### WHAT THE TASK ASKS:
Could you filter the records below and return each line that holds "JSON"?

### MATERIAL PROVIDED:
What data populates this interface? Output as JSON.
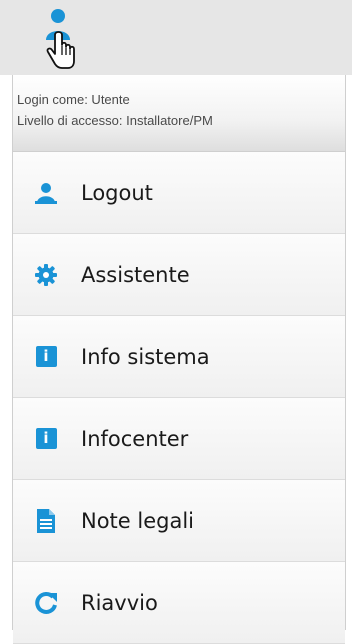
{
  "header": {
    "login_line": "Login come: Utente",
    "access_line": "Livello di accesso: Installatore/PM"
  },
  "menu": {
    "items": [
      {
        "label": "Logout",
        "icon": "user-icon"
      },
      {
        "label": "Assistente",
        "icon": "gear-icon"
      },
      {
        "label": "Info sistema",
        "icon": "info-icon"
      },
      {
        "label": "Infocenter",
        "icon": "info-icon"
      },
      {
        "label": "Note legali",
        "icon": "document-icon"
      },
      {
        "label": "Riavvio",
        "icon": "refresh-icon"
      }
    ]
  },
  "colors": {
    "accent": "#1a93d6",
    "topbar": "#e6e6e6",
    "text": "#1a1a1a"
  }
}
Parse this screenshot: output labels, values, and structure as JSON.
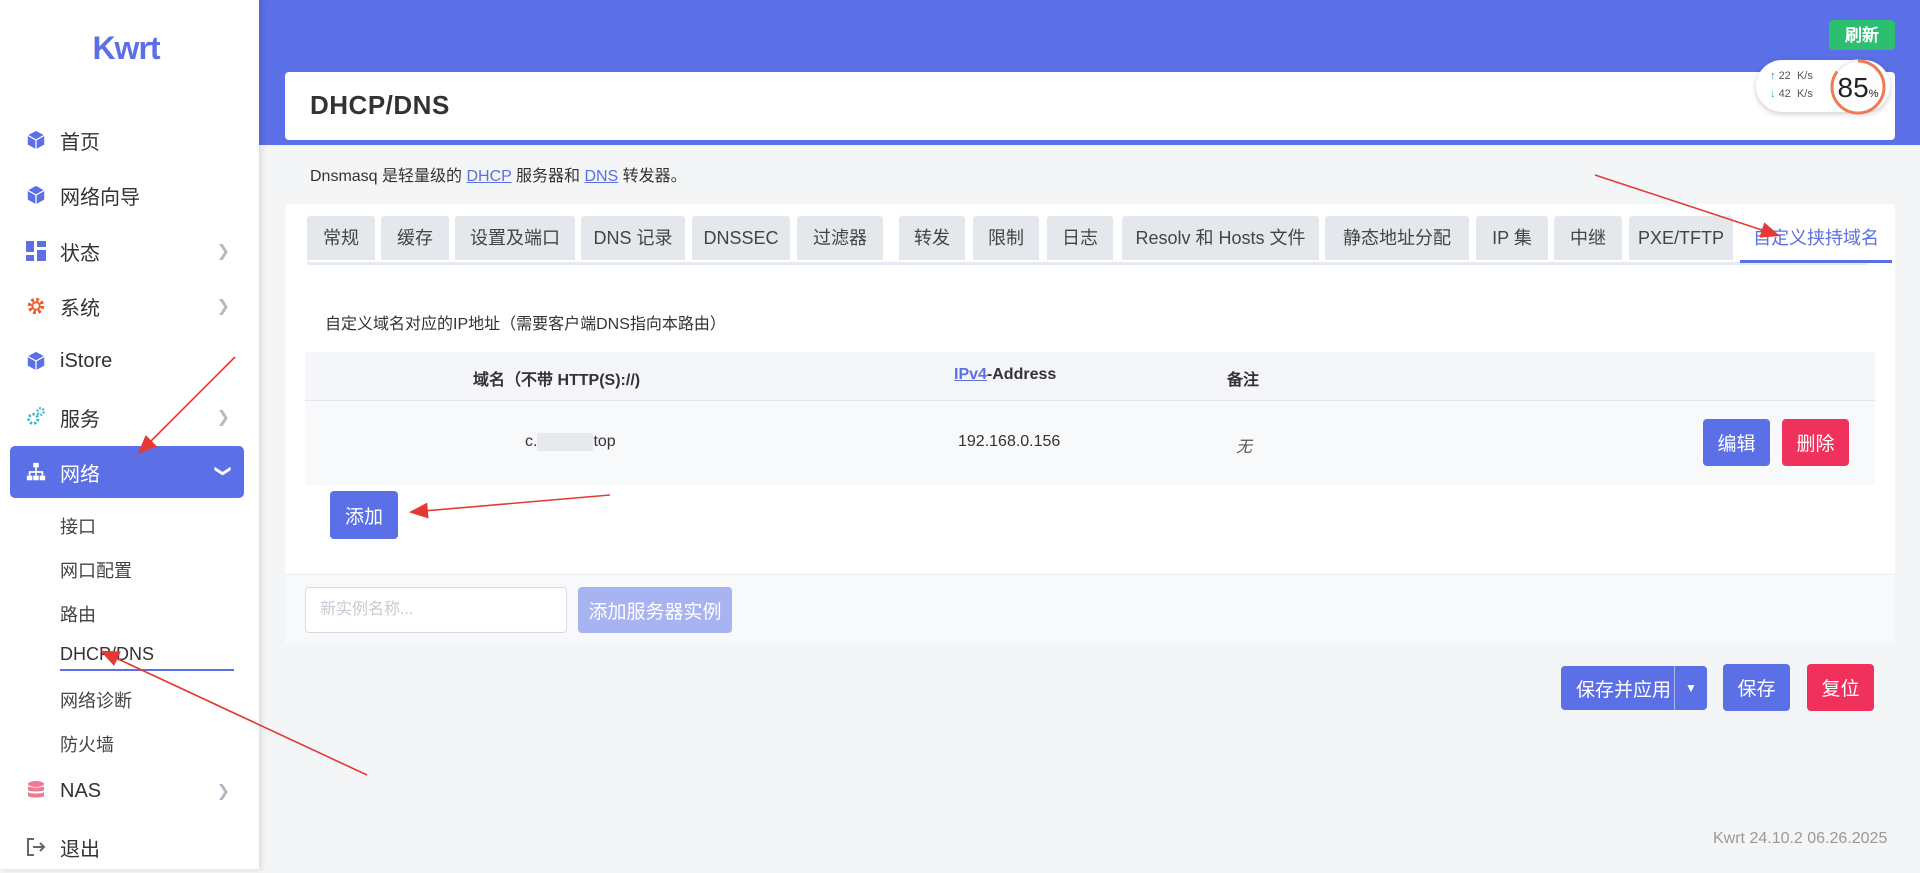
{
  "sidebar": {
    "logo": "Kwrt",
    "items": [
      {
        "label": "首页",
        "icon": "cube-icon"
      },
      {
        "label": "网络向导",
        "icon": "cube-icon"
      },
      {
        "label": "状态",
        "icon": "dashboard-icon"
      },
      {
        "label": "系统",
        "icon": "gear-icon"
      },
      {
        "label": "iStore",
        "icon": "cube-icon"
      },
      {
        "label": "服务",
        "icon": "gears-icon"
      },
      {
        "label": "网络",
        "icon": "network-icon"
      },
      {
        "label": "NAS",
        "icon": "database-icon"
      },
      {
        "label": "退出",
        "icon": "logout-icon"
      }
    ],
    "subitems": [
      "接口",
      "网口配置",
      "路由",
      "DHCP/DNS",
      "网络诊断",
      "防火墙"
    ]
  },
  "header": {
    "refresh_label": "刷新",
    "upload_speed": "22",
    "download_speed": "42",
    "speed_unit": "K/s",
    "gauge_value": "85",
    "gauge_unit": "%"
  },
  "page": {
    "title": "DHCP/DNS",
    "desc_prefix": "Dnsmasq 是轻量级的 ",
    "desc_dhcp": "DHCP",
    "desc_middle": " 服务器和 ",
    "desc_dns": "DNS",
    "desc_suffix": " 转发器。"
  },
  "tabs": [
    "常规",
    "缓存",
    "设置及端口",
    "DNS 记录",
    "DNSSEC",
    "过滤器",
    "转发",
    "限制",
    "日志",
    "Resolv 和 Hosts 文件",
    "静态地址分配",
    "IP 集",
    "中继",
    "PXE/TFTP",
    "自定义挟持域名"
  ],
  "section": {
    "title": "自定义域名对应的IP地址（需要客户端DNS指向本路由）",
    "headers": {
      "domain": "域名（不带 HTTP(S)://)",
      "ipv4_abbr": "IPv4",
      "ipv4_rest": "-Address",
      "note": "备注"
    },
    "rows": [
      {
        "domain_start": "c.",
        "domain_end": "top",
        "ip": "192.168.0.156",
        "note": "无"
      }
    ],
    "edit_label": "编辑",
    "delete_label": "删除",
    "add_label": "添加"
  },
  "instance": {
    "placeholder": "新实例名称...",
    "add_label": "添加服务器实例"
  },
  "actions": {
    "save_apply": "保存并应用",
    "save": "保存",
    "reset": "复位"
  },
  "footer": "Kwrt 24.10.2 06.26.2025",
  "colors": {
    "accent": "#5b6fe6",
    "danger": "#f0315c",
    "success": "#2bbf6f",
    "annotation": "#e53935"
  }
}
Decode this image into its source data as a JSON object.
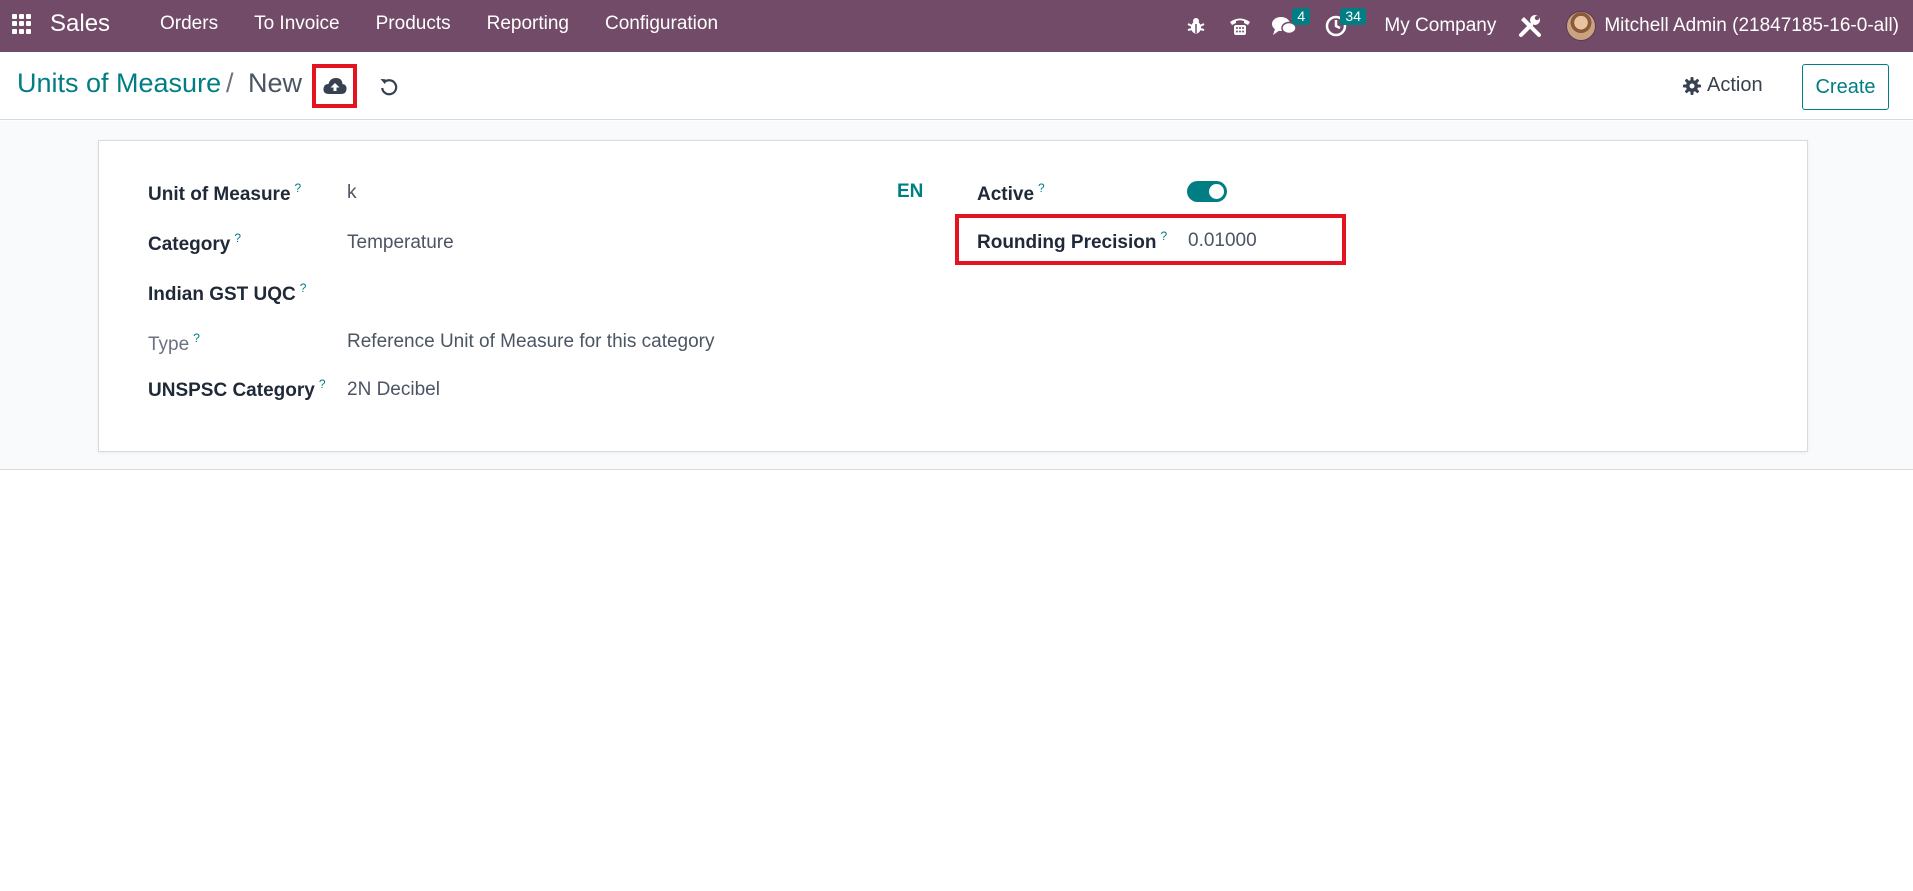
{
  "navbar": {
    "brand": "Sales",
    "menu": [
      "Orders",
      "To Invoice",
      "Products",
      "Reporting",
      "Configuration"
    ],
    "messages_count": "4",
    "activities_count": "34",
    "company": "My Company",
    "user": "Mitchell Admin (21847185-16-0-all)",
    "colors": {
      "background": "#714b67",
      "badge": "#017e84"
    }
  },
  "control_panel": {
    "breadcrumb_parent": "Units of Measure",
    "breadcrumb_separator": "/",
    "breadcrumb_current": "New",
    "action_label": "Action",
    "create_label": "Create"
  },
  "form": {
    "uom_label": "Unit of Measure",
    "uom_value": "k",
    "lang": "EN",
    "category_label": "Category",
    "category_value": "Temperature",
    "gst_label": "Indian GST UQC",
    "gst_value": "",
    "type_label": "Type",
    "type_value": "Reference Unit of Measure for this category",
    "unspsc_label": "UNSPSC Category",
    "unspsc_value": "2N Decibel",
    "active_label": "Active",
    "active_value": true,
    "rounding_label": "Rounding Precision",
    "rounding_value": "0.01000",
    "help_mark": "?"
  },
  "annotations": {
    "highlight_color": "#e3141f"
  }
}
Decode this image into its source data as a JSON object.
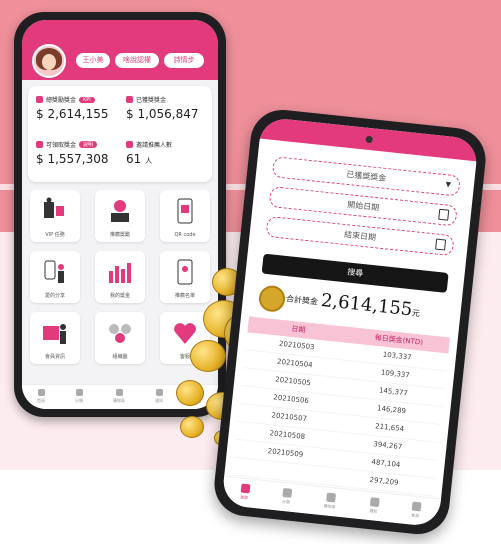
{
  "left_phone": {
    "header": {
      "user_name": "王小美",
      "button_1": "啥說認權",
      "button_2": "詩情步"
    },
    "stats": [
      {
        "label": "總獎勵獎金",
        "tag": "KPI",
        "value": "$ 2,614,155"
      },
      {
        "label": "已獲獎獎金",
        "tag": "",
        "value": "$ 1,056,847"
      },
      {
        "label": "可領取獎金",
        "tag": "說明",
        "value": "$ 1,557,308"
      },
      {
        "label": "邀請推薦人數",
        "tag": "",
        "value": "61",
        "unit": "人"
      }
    ],
    "tiles": [
      "VIP 任務",
      "推薦獎勵",
      "QR code",
      "愛的分享",
      "我的獎金",
      "推薦名單",
      "會員資訊",
      "組織圖",
      "客服"
    ],
    "nav": [
      "首頁",
      "分類",
      "購物車",
      "通知",
      "會員"
    ]
  },
  "right_phone": {
    "fields": {
      "category": "已獲獎獎金",
      "start_date": "開始日期",
      "end_date": "結束日期"
    },
    "search_label": "搜尋",
    "total": {
      "label": "合計獎金",
      "value": "2,614,155",
      "unit": "元"
    },
    "table": {
      "headers": [
        "日期",
        "每日獎金(NTD)"
      ],
      "rows": [
        [
          "20210503",
          "103,337"
        ],
        [
          "20210504",
          "109,337"
        ],
        [
          "20210505",
          "145,377"
        ],
        [
          "20210506",
          "146,289"
        ],
        [
          "20210507",
          "211,654"
        ],
        [
          "20210508",
          "394,267"
        ],
        [
          "20210509",
          "487,104"
        ],
        [
          "",
          "297,209"
        ]
      ]
    },
    "nav": [
      "首頁",
      "分類",
      "購物車",
      "通知",
      "會員"
    ]
  },
  "colors": {
    "accent": "#e23a7c",
    "background": "#ee8f99",
    "coin": "#e7b42a"
  }
}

### SOLUTION:
What data populates this interface? Output as JSON.
Parse this screenshot: output labels, values, and structure as JSON.
Decode this image into its source data as a JSON object.
Decode this image into its source data as a JSON object.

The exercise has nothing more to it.